- _Task to carry out_:
Using the data below, work out how many lines contain "user", and report only that number.

- _Information shown_:
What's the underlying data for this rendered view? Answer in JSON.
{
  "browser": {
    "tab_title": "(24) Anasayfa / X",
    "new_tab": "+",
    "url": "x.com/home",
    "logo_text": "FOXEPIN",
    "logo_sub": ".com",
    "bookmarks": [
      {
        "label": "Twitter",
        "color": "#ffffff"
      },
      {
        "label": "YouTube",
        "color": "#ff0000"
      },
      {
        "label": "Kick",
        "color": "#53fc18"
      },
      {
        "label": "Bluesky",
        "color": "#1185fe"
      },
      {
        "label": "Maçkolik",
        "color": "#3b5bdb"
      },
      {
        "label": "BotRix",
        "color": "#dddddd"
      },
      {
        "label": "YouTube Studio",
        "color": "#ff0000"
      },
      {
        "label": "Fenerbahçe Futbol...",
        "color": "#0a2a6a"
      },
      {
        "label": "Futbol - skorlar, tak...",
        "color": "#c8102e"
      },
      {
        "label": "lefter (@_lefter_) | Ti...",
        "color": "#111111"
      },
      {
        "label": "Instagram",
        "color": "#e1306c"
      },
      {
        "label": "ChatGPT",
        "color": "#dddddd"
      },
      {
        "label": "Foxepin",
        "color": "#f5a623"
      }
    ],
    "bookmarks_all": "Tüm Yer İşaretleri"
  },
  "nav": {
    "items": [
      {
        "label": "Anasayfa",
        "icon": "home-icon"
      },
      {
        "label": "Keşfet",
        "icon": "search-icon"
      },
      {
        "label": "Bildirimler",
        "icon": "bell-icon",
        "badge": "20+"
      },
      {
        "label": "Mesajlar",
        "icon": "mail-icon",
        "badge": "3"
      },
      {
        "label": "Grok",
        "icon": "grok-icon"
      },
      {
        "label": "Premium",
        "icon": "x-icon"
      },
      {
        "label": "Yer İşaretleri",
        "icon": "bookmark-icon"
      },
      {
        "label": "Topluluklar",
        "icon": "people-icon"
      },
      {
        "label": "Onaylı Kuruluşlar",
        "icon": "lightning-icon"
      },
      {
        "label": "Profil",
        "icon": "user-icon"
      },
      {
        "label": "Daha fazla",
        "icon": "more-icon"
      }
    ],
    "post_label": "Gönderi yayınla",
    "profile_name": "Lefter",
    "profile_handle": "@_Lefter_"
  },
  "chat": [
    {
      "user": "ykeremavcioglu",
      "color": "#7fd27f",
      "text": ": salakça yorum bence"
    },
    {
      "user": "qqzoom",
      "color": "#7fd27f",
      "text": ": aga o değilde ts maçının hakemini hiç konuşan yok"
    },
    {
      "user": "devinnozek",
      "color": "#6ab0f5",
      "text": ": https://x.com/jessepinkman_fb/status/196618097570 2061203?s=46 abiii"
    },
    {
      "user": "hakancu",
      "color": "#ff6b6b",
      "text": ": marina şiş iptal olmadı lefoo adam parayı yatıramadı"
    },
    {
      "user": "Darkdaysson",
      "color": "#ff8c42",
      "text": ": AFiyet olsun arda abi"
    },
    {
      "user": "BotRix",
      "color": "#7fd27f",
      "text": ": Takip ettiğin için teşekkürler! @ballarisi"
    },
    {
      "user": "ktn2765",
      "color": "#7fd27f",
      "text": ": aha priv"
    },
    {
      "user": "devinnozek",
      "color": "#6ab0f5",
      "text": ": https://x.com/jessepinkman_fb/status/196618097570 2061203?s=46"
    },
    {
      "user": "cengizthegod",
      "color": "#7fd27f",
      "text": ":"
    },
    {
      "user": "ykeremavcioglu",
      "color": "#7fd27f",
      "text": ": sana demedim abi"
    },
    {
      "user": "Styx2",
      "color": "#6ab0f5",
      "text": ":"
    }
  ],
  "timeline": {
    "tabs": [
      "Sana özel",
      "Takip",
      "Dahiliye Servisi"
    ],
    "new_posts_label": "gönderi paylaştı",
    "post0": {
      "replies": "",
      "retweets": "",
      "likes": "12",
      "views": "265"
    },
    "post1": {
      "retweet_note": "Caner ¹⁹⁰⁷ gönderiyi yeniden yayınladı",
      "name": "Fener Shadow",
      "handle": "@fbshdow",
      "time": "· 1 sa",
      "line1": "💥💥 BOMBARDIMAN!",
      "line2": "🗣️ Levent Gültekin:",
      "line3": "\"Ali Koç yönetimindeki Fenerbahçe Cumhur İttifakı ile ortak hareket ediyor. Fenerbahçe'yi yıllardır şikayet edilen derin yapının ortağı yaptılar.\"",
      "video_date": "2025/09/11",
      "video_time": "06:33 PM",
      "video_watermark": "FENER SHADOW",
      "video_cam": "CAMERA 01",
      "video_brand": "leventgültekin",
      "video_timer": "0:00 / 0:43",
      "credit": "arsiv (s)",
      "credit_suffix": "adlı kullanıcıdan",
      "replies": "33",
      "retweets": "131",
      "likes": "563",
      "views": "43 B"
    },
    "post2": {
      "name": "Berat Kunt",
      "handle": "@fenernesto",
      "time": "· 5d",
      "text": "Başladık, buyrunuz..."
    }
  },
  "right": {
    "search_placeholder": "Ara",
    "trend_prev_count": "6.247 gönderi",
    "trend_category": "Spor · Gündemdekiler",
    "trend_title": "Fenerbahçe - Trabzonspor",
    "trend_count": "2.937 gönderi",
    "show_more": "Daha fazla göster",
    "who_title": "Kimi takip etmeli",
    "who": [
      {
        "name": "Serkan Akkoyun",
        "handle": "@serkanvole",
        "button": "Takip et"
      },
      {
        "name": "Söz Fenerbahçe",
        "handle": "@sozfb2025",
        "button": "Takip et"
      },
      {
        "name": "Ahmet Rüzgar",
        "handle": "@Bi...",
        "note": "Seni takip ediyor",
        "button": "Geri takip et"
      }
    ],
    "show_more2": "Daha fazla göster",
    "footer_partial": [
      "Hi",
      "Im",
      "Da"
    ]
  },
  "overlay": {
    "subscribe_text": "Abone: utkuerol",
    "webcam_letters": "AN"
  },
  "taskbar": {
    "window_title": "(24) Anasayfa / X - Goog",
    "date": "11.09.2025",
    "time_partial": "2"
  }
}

- _Response box_:
12